Started: October 13, 2015
Finished: October 13, 2015
Format/*Category/Genre: Novelette, Classic Fairy Tale Literature Mash-up, Fantasy
Awards: None that I could find, but I found this surprising.
Themes: Jealousy, Good vs Evil, Courage
Rating: 4 Stars
Age/Interest Range: 9th Grade and Up
Maggots, and dwarfs, and sleeping sickness, OH MY! If you “get” Neil Gaiman, you will easily enjoy this novelette. The illustrations and classic fairy tale themes will draw you in, and if you’re like me you’ll want to stay.
“…the flesh went rainbow colored and the carcass began to stink and crawl with blueflies and maggots. Now she butchered the larger animals midwinter…”
Yum? Okay, this hand picked line doesn’t have a lot to do with the story, but this gives you an idea of what you’re in for with Gaiman’s writing. There’s nothing too gross to describe.
So what is this story actually about? Three dwarfs (of “The Seven” is implied) and a Queen (Snow White – again, implied) set out on a mission to stop a magical sleeping curse that is spreading across the land. Rumor has it that A witch! A bad fairy! An enchantress! cursed a baby princess over 80 years ago at her birth celebration feast. This baby was doomed to prick her finger at age 18 and sleep forever. Any of this sounding familiar?
The deviation from the stories we are familiar with includes the aforementioned spreading magical sleeping sickness.

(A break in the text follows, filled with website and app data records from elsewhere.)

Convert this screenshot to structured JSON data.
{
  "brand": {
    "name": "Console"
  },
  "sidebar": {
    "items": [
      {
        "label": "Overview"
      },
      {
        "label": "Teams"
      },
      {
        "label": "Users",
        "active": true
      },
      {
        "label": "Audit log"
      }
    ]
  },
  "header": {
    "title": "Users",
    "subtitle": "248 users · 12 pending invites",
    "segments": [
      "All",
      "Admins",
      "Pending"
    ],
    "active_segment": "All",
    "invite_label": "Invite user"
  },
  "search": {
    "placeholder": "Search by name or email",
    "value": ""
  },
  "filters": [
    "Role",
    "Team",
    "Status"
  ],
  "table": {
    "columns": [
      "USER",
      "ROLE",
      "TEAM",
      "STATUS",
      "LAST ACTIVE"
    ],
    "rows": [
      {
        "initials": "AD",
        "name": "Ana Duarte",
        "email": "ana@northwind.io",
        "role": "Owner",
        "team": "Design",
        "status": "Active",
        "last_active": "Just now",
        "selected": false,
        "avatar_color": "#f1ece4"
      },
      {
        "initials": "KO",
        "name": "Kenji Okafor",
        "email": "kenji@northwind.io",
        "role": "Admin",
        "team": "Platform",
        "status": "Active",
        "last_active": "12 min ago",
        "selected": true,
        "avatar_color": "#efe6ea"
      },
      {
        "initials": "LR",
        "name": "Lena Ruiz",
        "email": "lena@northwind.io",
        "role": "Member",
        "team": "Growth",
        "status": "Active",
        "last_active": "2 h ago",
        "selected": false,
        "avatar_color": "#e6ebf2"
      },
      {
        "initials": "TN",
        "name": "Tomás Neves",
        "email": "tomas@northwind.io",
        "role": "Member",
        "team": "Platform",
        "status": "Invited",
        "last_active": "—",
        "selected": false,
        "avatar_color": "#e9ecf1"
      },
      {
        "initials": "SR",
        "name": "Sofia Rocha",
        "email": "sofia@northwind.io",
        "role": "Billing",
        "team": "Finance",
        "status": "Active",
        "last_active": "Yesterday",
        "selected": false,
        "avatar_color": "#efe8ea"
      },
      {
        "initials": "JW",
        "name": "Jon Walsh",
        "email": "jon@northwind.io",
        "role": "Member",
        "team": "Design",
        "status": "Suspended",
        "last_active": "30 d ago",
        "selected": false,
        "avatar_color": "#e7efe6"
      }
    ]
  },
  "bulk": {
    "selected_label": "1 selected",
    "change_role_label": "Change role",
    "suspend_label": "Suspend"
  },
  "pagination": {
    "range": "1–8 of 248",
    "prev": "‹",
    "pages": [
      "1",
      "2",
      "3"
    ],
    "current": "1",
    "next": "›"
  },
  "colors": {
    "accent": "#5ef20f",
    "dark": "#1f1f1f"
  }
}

The curse is causing people/animals to just…fall asleep. They don’t age, they don’t starve, but they do talk in their sleep and some even change positions to get more comfortable. People are succumbing to the curse by the thousands, and the curse is getting closer and closer to the Queen’s homeland. The Queen is suppose to wed in just hours, and she is not excited about this. So she and her 3 dwarf friends head off to investigate the spreading jinx, thus postponing her regal wedding.
The black and white sketch-like drawing technique fits perfectly with the numerous cobwebs needed to communicate the lengthy sleeping. The intermittent gold embellishments draw your eyes to insane details and features. The vellum book jacket adds depth and mystery, and don’t get me started on the hyper detailed end pages! The illustrations are an essential piece of the story. Gaiman’s descriptions are brought to life via Ridell’s art.
I appreciated the lack of a prince in this story, who typically sweeps in to save the day. The unexpected twists and subtle ambiguous-ness heightens this books literary merit. If you aren’t a Neil Gaiman fan, well… Have you tried The Ocean at the End of the Lane? The Graveyard Book? Definitely give those two a chance before cracking this open. I suggest this not because I don’t think The Sleeper and the Spindle isn’t a quality read, I just think this story is more valued after having a taste for Gaiman’s writing style.
Overall Literary Merit: SOME, and if a teacher is a lover of Gaiman then, HIGH
Classroom Possible Uses: Picture books (or heavily illustrated novelettes in this case) have purpose in a high school literature classroom. This book would provide a great example of how well-known story lines have potential to be reworked. Additionally, Gaiman’s books, with the inclusion of this title, provide a great example of writing STYLE.